Some candidates in the recent municipal elections in Tel Aviv took stands against agressive development of the city, with new tower projects functioning as lightning rods for their arguments. The latest heir of the Shalom Tower tradition is a proposed project in the Old North End of Tel Aviv on the grounds of Assuta Hospital. More than 40 years after the Gymnasium was torn down to build the Shalom Tower, little has changed. Are the towers bad?

Building Height 2

The initial distortion of Tel Aviv occurred at the historic origin of her plan.  The city was created as a collection of 500 square meter residential lots intended for single family homes.  The single exception to this planning was the grand 12,000 meter lot at the north end of the central street, Herzl.  This lot was reserved for the beloved high school of Tel Aviv's founders, The Herzliya Gymnasium.  
Fifty years later, the development limits of the standard small lots were evident.  A vast field of 3 and 4 story apartment buildings extended to the horizon, and consolidation of these lots to build larger projects was made more difficult by condominium divisions of the lots.
The solution: re-purpose the high school lot as Tel Aviv's first skyscraper, the Shalom Tower. 

Saturday, November 15

Urban is the new Blue

Lets look at the U.S. electoral map in a way that tells us something about urbanization. When we look at the county-by-county breakdown we get a picture quite different from the red state/blue state dichotomy. This map (provided by the NYTimes site) adds pastel red and blue to indicate the strength of party advantage by county. It also shows Obama's clear hold on the urban areas of the U.S. This is a distinction both finer-grained and more interesting than the usual breakdowns of North/South or Rust Belt/Sun Belt. Does it also indicate a mandate for recovery within America's urban centers? Jane Jacobs in "Cities and the Wealth of Nations" pointed to cities as the engines of creation of all wealth. If this is true, the new polarization of American politics is defined at the urban-rural break. Where will this lead?

Monday, November 3

Building Height - A Historical Map of the City

The tall buildings in Tel Aviv are located randomly. They don't necessarily occur at major intersections, near large public open spaces, or along the major avenues. Was the city planned? The answer is yes, and each tall building is an exception to the planning rules. What do they all have in common? They are the second or third building on existing large lots that were originally excluded from the residential fabric. Each has its own story, and I will cover many of them here. It all starts with the Shalom Tower

Wednesday, October 15

Where in Town am I?

It takes a few years in a diverse city to get a good feel for what to expect in different neighborhoods.  When I could estimate apartment prices well for nearly any area in the city, I found I had a lot of other information too: which areas were becoming cooler, which were filled with subdivided apartments, which were in decline. 
This information is in constant flux and is renewed through visits with friends, walking around, and checking the ubiquitous windows of real estate storefronts.

Defining this Journal

This is a journal of my thoughts on how cities create value.
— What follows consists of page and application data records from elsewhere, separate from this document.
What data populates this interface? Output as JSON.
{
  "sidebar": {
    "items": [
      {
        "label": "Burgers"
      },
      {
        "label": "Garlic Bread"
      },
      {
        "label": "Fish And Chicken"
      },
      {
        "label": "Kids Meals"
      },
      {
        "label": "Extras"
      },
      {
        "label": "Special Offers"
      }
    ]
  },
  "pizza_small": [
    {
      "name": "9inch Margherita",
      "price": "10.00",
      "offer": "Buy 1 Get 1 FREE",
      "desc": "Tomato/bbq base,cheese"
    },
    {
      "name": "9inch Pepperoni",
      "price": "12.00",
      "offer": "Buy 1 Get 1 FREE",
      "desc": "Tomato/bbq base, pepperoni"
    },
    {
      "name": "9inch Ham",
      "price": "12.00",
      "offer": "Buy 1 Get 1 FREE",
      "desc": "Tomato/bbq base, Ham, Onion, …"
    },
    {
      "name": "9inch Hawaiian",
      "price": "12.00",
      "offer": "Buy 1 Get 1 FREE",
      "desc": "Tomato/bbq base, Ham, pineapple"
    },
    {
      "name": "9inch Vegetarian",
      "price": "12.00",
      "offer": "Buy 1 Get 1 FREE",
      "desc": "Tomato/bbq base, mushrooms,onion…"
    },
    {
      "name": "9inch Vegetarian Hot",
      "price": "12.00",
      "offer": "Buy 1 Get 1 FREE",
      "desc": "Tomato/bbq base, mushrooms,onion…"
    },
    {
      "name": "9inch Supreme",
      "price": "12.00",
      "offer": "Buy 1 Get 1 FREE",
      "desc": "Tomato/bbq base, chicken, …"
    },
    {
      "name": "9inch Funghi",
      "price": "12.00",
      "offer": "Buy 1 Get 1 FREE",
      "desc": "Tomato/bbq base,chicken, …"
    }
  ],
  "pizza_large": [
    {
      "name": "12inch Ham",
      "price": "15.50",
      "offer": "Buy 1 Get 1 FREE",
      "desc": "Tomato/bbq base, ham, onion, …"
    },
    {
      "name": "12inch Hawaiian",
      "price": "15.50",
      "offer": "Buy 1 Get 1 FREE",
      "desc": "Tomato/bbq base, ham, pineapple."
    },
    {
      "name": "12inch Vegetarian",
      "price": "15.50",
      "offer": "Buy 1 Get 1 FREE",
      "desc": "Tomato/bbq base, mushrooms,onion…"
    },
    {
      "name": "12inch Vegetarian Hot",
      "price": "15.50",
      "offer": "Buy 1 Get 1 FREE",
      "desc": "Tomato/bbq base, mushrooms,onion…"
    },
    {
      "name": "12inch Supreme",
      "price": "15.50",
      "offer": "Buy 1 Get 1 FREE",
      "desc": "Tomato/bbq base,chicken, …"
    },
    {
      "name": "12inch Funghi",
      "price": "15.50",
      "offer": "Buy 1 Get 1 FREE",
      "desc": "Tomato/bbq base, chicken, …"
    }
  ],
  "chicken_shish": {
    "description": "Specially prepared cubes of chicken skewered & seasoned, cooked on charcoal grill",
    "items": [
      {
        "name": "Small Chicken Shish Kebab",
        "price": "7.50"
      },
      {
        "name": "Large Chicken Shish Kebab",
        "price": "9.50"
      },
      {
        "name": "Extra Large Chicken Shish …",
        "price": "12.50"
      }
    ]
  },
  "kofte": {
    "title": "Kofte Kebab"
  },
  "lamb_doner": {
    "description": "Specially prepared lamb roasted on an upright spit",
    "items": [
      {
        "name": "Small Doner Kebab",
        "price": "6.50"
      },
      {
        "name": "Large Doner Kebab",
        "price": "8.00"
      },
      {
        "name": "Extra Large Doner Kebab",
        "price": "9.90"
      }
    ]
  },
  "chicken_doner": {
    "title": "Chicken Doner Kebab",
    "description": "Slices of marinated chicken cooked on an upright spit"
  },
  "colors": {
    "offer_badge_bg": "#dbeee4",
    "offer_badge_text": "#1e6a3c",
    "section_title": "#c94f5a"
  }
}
Value is measured in terms of quality of life for citizens, along with, more concretely, real estate value in monetary terms. Though I will try to keep a broad perspective, my immediate experience of the last 20 years is in Tel Aviv, Israel.  Many of my examples will be drawn here, close to home, in a city that has experienced surprising stability and steady increase in the value of its real estate.